Fighting continued around Hill 70 through 18 August, with the Canadian Corps withstanding continued German resistance and counter attacks, in localized fighting that included mustard gas and flamethrowers. After four days of hard combat, the Canadians turned back 21 German counter attacks and held on to their new positions atop Hill 70. About 9,000 Canadians were killed or wounded in the overall battle, while an estimated 25,000 Germans were killed or wounded.
Did you know?
Lancelot Joseph Bertrand was among the thousands of soldiers who died during the Battle for Hill 70. Born in Grenada, Bertrand became one of the first Black volunteers in the CEF when he enlisted in September 1914 at Valcartier. He was a private in the 7th Battalion when he fought at the Second Battle of Ypres (April-May 1915) and the Battle of Festubert (May 1915), where he was wounded. Bertrand was promoted to sergeant in 1916 and then to lieutenant, one of only seven Black officers in the CEF. Lieutenant Bertrand received a Military Cross for his actions in the Battle of Vimy Ridge (April 1917). He was killed on 15 August 1917 during the Battle for Hill 70.
Six Victoria Crosses
The lives of many Canadian soldiers were saved by the work of Private Michael O’Rourke, an Irish-born Canadian stretcher bearer. He received a Victoria Cross for repeatedly running into German fire to rescue wounded Canadians.
Major Okill Massey Learmonth of Québec jumped atop a parapet and hurled hand grenades at the enemy during a German counter attack on 18 Aug. The 23-year-old officer caught German grenades that were thrown at him, and tossed them back at the enemy. Learmonth was wounded and later died, and was posthumously awarded the Victoria Cross.
Another four Canadians received the Victoria Cross for bravery at Hill 70, the British Empire's highest award for military valour: Private Harry Brown, Sergeant Frederick Hobson, Company Sergeant-Major Robert Hill Hanna and Corporal Filip Konowal.
The fighting at Hill 70, overshadowed by the more famous Canadian battles at Vimy Ridge in April, 1917 and at Passchendaele in the fall of that year, is not as well known to many Canadians.

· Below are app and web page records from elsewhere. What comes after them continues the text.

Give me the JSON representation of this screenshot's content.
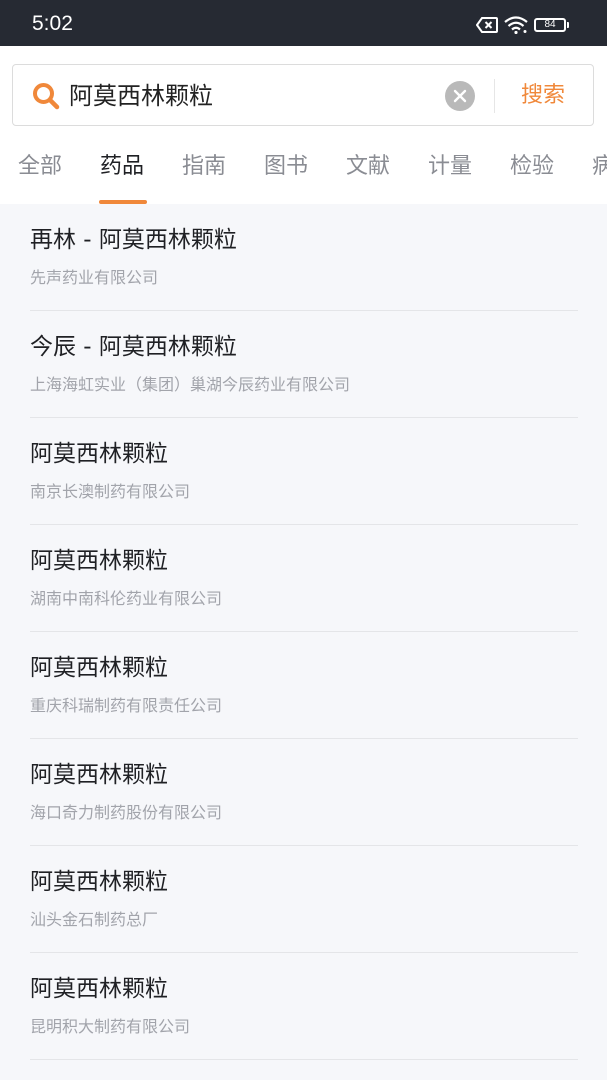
{
  "status_bar": {
    "time": "5:02",
    "battery_level": "84",
    "icons": [
      "sim-off-icon",
      "wifi-icon",
      "battery-icon"
    ]
  },
  "search": {
    "value": "阿莫西林颗粒",
    "placeholder": "",
    "button_label": "搜索",
    "accent_color": "#f0883a"
  },
  "tabs": [
    {
      "label": "全部",
      "active": false
    },
    {
      "label": "药品",
      "active": true
    },
    {
      "label": "指南",
      "active": false
    },
    {
      "label": "图书",
      "active": false
    },
    {
      "label": "文献",
      "active": false
    },
    {
      "label": "计量",
      "active": false
    },
    {
      "label": "检验",
      "active": false
    },
    {
      "label": "病",
      "active": false
    }
  ],
  "results": [
    {
      "title": "再林 - 阿莫西林颗粒",
      "company": "先声药业有限公司"
    },
    {
      "title": "今辰 - 阿莫西林颗粒",
      "company": "上海海虹实业（集团）巢湖今辰药业有限公司"
    },
    {
      "title": "阿莫西林颗粒",
      "company": "南京长澳制药有限公司"
    },
    {
      "title": "阿莫西林颗粒",
      "company": "湖南中南科伦药业有限公司"
    },
    {
      "title": "阿莫西林颗粒",
      "company": "重庆科瑞制药有限责任公司"
    },
    {
      "title": "阿莫西林颗粒",
      "company": "海口奇力制药股份有限公司"
    },
    {
      "title": "阿莫西林颗粒",
      "company": "汕头金石制药总厂"
    },
    {
      "title": "阿莫西林颗粒",
      "company": "昆明积大制药有限公司"
    }
  ]
}
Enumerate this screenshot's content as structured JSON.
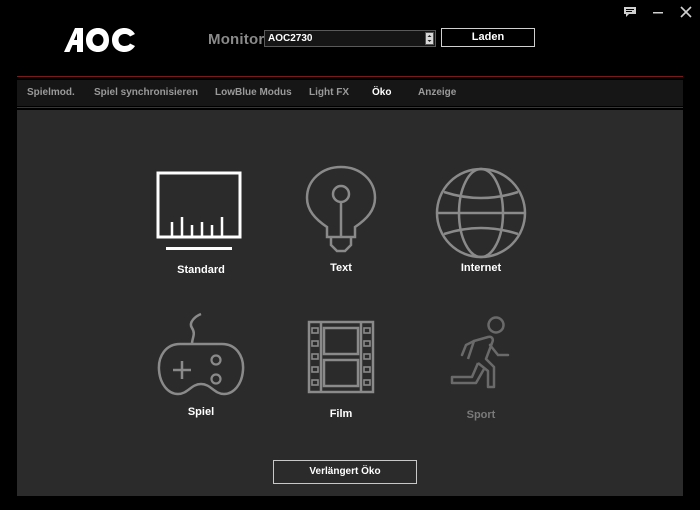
{
  "header": {
    "brand": "AOC",
    "monitor_label": "Monitor",
    "monitor_selected": "AOC2730",
    "load_button": "Laden"
  },
  "tabs": [
    {
      "label": "Spielmod."
    },
    {
      "label": "Spiel synchronisieren"
    },
    {
      "label": "LowBlue Modus"
    },
    {
      "label": "Light FX"
    },
    {
      "label": "Öko"
    },
    {
      "label": "Anzeige"
    }
  ],
  "active_tab": "Öko",
  "modes": [
    {
      "label": "Standard",
      "icon": "standard-icon",
      "selected": true
    },
    {
      "label": "Text",
      "icon": "lightbulb-icon"
    },
    {
      "label": "Internet",
      "icon": "globe-icon"
    },
    {
      "label": "Spiel",
      "icon": "gamepad-icon"
    },
    {
      "label": "Film",
      "icon": "film-icon"
    },
    {
      "label": "Sport",
      "icon": "runner-icon",
      "dimmed": true
    }
  ],
  "eco_button": "Verlängert Öko",
  "colors": {
    "background": "#000000",
    "panel": "#2b2b2b",
    "accent_red": "#7a1a1a",
    "icon_active": "#ffffff",
    "icon_inactive": "#8a8a8a"
  }
}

However, some historians argue that Hill 70 was one of Canada's most significant contributions of the First World War, more important even than Vimy Ridge.
“It was altogether the hardest battle in which the Corps has participated,” wrote Currie himself."It was a great and wonderful victory. GHQ [General Headquarters] regard it as one of the finest performances of the war.”
Thanks largely to Currie's tactical skill and prowess, the battle resulted in a German defeat and the diversion of German resources and attention away from the larger Allied campaign underway at the time at Passchendaele. This success, coming after the victory at Vimy, further boosted Canada's sense of pride and nationhood on the world stage. Most importantly, it cemented the reputation of the Canadian Corps as an effective assault force within the larger British army — a reputation the Canadians would prove again and again, under Currie's leadership, through the remainder of 1917 and 1918 as the war eventually wound to an end.
Canada's sacrifices — including the nearly 1,900 Canadian soldiers who died in the battle — are remembered today at the Hill 70 Memorial, and at the Loos British Cemetery outside Lens, France. The names of Canadians who died at Hill 70 with no known graves are also inscribed on the larger memorial at Vimy Ridge.
See also: Evolution of Canada's Shock Troops and Canadian Command During the Great War.